The 32-year-old talks about the unique relationship she has with her famous grandma, her reasons for joining the new reality show, and her love for the creative world
People frequently hear about celebrities’ relatives wanting to step outside the shadows of their famous relatives, and with reason. Amara Skye, Whoopi Goldberg‘s granddaughter, is an example of someone trying to make a name for themselves.
On her quest to create her own legacy, the 32-year-old has her hands in a variety of pots. She is a painter and doodle artist who also enjoys storytelling.
Amara’s most recent and perhaps most public effort is her appearance on the new ABC series Claim to Fame, co-hosted by brothers Kevin and Frankie Jonas (of the famous Jonas brothers).
The reality show has 12 contestants, all celebrity relatives, who live in a house together and compete in challenges to keep their identities hidden for as long as possible. The player who spends the most time in the house without anyone figuring out who their famous relative is wins the game and $100,000.
“I was cast on the show via DM. It was something different. I didn’t know whether to believe it or not, but I went through with it,” Skye tells yahoo.

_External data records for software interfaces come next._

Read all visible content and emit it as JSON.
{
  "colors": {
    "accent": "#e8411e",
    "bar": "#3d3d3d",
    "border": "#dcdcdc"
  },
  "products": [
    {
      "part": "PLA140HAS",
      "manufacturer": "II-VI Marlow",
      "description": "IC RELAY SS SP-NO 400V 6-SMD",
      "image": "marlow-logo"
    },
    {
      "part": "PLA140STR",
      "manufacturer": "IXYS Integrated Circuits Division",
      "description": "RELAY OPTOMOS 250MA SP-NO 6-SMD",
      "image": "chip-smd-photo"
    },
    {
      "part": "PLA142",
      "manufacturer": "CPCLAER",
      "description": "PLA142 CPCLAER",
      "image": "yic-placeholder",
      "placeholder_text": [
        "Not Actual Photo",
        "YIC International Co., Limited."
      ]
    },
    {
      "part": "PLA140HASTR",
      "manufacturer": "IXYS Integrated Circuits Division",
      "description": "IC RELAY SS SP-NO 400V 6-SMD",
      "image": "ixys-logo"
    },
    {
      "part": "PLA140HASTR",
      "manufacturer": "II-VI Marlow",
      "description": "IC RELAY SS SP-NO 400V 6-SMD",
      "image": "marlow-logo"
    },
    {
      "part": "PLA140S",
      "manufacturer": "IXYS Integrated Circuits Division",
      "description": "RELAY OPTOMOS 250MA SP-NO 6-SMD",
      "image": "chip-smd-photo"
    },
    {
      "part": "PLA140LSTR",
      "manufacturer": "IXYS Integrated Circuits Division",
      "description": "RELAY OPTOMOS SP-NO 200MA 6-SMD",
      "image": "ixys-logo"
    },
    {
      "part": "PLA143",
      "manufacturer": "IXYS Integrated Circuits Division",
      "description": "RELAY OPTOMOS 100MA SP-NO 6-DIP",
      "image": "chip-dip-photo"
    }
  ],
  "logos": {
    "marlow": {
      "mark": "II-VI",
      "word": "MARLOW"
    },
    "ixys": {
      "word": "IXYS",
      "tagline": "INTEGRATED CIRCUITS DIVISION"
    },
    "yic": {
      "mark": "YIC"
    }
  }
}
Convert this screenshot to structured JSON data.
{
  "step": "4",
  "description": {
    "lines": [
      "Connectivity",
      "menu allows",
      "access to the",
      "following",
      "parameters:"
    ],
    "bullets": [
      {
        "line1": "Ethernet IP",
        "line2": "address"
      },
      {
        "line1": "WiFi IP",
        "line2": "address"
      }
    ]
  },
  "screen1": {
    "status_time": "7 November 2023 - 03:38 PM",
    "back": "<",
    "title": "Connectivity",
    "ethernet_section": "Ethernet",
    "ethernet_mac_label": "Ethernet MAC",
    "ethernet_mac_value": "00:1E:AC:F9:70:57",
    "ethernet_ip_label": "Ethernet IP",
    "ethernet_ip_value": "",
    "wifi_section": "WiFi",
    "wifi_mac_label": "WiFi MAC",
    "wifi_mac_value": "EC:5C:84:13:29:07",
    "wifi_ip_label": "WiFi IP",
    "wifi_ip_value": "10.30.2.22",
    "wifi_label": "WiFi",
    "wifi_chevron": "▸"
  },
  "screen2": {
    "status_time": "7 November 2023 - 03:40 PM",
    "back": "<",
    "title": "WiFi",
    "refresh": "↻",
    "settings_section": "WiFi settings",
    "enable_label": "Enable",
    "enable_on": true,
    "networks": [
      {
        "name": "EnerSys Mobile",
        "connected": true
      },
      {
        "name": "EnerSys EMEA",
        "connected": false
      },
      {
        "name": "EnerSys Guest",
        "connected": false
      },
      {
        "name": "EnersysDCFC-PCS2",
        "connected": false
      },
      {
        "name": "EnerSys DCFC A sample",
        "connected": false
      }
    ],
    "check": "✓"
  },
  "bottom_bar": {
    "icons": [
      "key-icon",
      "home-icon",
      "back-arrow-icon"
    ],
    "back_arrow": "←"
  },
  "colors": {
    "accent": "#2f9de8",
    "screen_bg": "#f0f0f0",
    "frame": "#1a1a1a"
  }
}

She admits to being skeptical at first. Skye could have asked her grandmother, the EGOT winner and current co-host of ABC’s The View, for advice on whether she should join the show before taking such a risk. Goldberg, too, had reservations at first.
“She was scared,” Skye says. “But after everything went the way that it was supposed to go, she was happy. The best advice she gave me was to just do what [I] gotta do and come back stronger, better and, you know, prepared [because] this is my big break.”
Skye’s strategy in the house has been to be a charming social butterfly rather than click up with or stick with a specific group. She has other creative endeavors apart from entertaining people on Claim to Fame.
“I never wanted to pursue a career in acting just because I felt like that was her thing,” the Claim to Fame star says of her grandmother. “But she never told me ‘don’t do this,’ but instead, just to open myself to everything.”
Skye spends time developing her craft as an artist, finding joy and purpose in painting. “I love to paint stories about – and it sounds crazy – my vagina. Yeah, it’s crazy, but the stuff that women go through [can] be difficult. But I’ll put it on the page so that you know you’re not the only one that’s going through it.”